What nudges someone so close to the edge, and then allows him or her to make the leap? In Edgar Allen Poe's "The Cask of Amontillado", one character crosses that invisible line. He commits the murder of one who wronged him. Montresor's motivations for the crime are fueled by his incredible intellect, his ruthlessness, and his need for vengeance. With all Montresor had inside, it took one even for him to make that final leap.
The perfect crime cannot be committed if the mind behind it is imperfect. Montresor relies not on his brute strength, but his intelligence to exact his revenge. Fortunato's weakness is easily exploited and Montresor uses this knowledge to manipulate him. When attempting to lure Fortunato into the catacombs, Montresor says, "AS you are engaged, I am on my way to Luchresi. If any one has a critical turn it is he" (220). While Fortunato responds, ""Luchresi cannot tell Amontillado from Sherry come let us go"(220). Montresor is showing little acceptance of Fortunato's ability in such a way that his victim insists on being led into the trap. Once inside the catacombs, Montresor reveals his "weapon" to Fortunato without any hesitation. With the mention of the masons, and their symbol, the trowel, Montresor answers by "producing from beneath the folds of my roquelaire a trowel"(222). Perhaps arrogance is displayed at that moment, Montresor knowing that Fortunato would never realize his true intentions, so in a way he subtly hints to him the fate that waits.
Montresor's residence itself has been prepared for the crime. He knew what had to be done for the servants to leave. Montresor says, "I had told them that should not return until the morning, and had given them explicit orders not to stir from the house.

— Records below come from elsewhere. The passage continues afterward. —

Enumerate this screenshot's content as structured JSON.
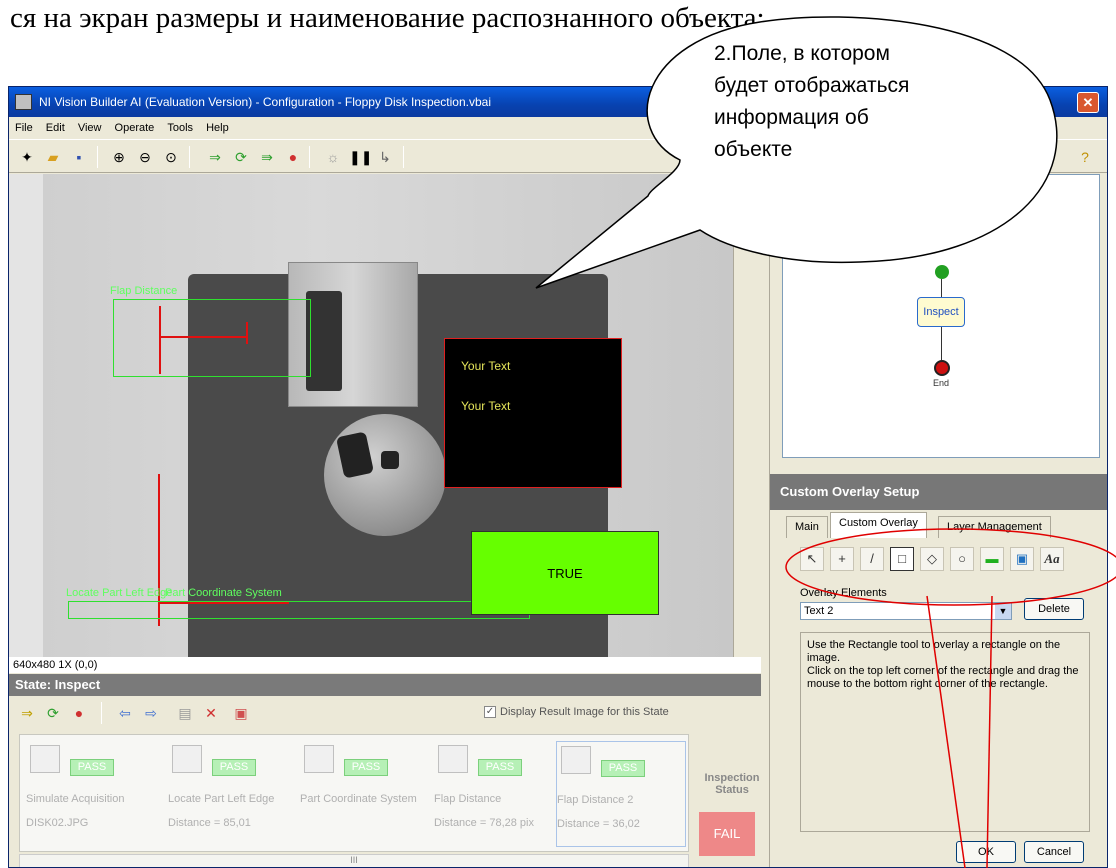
{
  "doc_caption": "ся на экран размеры и наименование распознанного объекта:",
  "window": {
    "title": "NI Vision Builder AI (Evaluation Version) - Configuration - Floppy Disk Inspection.vbai",
    "menu": [
      "File",
      "Edit",
      "View",
      "Operate",
      "Tools",
      "Help"
    ]
  },
  "image": {
    "status": "640x480 1X  (0,0)",
    "overlays": {
      "flap_distance": "Flap Distance",
      "locate_left": "Locate Part Left Edge",
      "part_coord": "Part Coordinate System",
      "text1": "Your Text",
      "text2": "Your Text",
      "true_label": "TRUE"
    }
  },
  "state": {
    "header": "State:  Inspect",
    "display_result": "Display Result Image for this State",
    "steps": [
      {
        "name": "Simulate Acquisition",
        "value": "DISK02.JPG",
        "status": "PASS"
      },
      {
        "name": "Locate Part Left Edge",
        "value": "Distance = 85,01",
        "status": "PASS"
      },
      {
        "name": "Part Coordinate System",
        "value": "",
        "status": "PASS"
      },
      {
        "name": "Flap Distance",
        "value": "Distance = 78,28 pix",
        "status": "PASS"
      },
      {
        "name": "Flap Distance 2",
        "value": "Distance = 36,02",
        "status": "PASS"
      }
    ],
    "inspection_status_label": "Inspection Status",
    "inspection_result": "FAIL",
    "scroll_marker": "III"
  },
  "flow": {
    "inspect": "Inspect",
    "end": "End"
  },
  "overlay_setup": {
    "header": "Custom Overlay Setup",
    "tabs": [
      "Main",
      "Custom Overlay",
      "Layer Management"
    ],
    "tools": [
      "↖",
      "+",
      "/",
      "□",
      "◇",
      "○",
      "▬",
      "▣",
      "Aa"
    ],
    "elements_label": "Overlay Elements",
    "selected_element": "Text 2",
    "delete": "Delete",
    "help": "Use the Rectangle tool to overlay a rectangle on the image.\nClick on the top left corner of the rectangle and drag the mouse to the bottom right corner of the rectangle.",
    "ok": "OK",
    "cancel": "Cancel"
  },
  "callout": "2.Поле, в котором будет отображаться информация об объекте",
  "colors": {
    "annotation": "#e00000",
    "overlay_green": "#2fe02f",
    "true_fill": "#66ff00",
    "fail_fill": "#ee8888"
  }
}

These orders were sufficient to insure their immediate disappearance as soon as my back was turned"(221). Montresor knows how people behave; he knows how to manipulate those around him to accomplish what he deems necessary.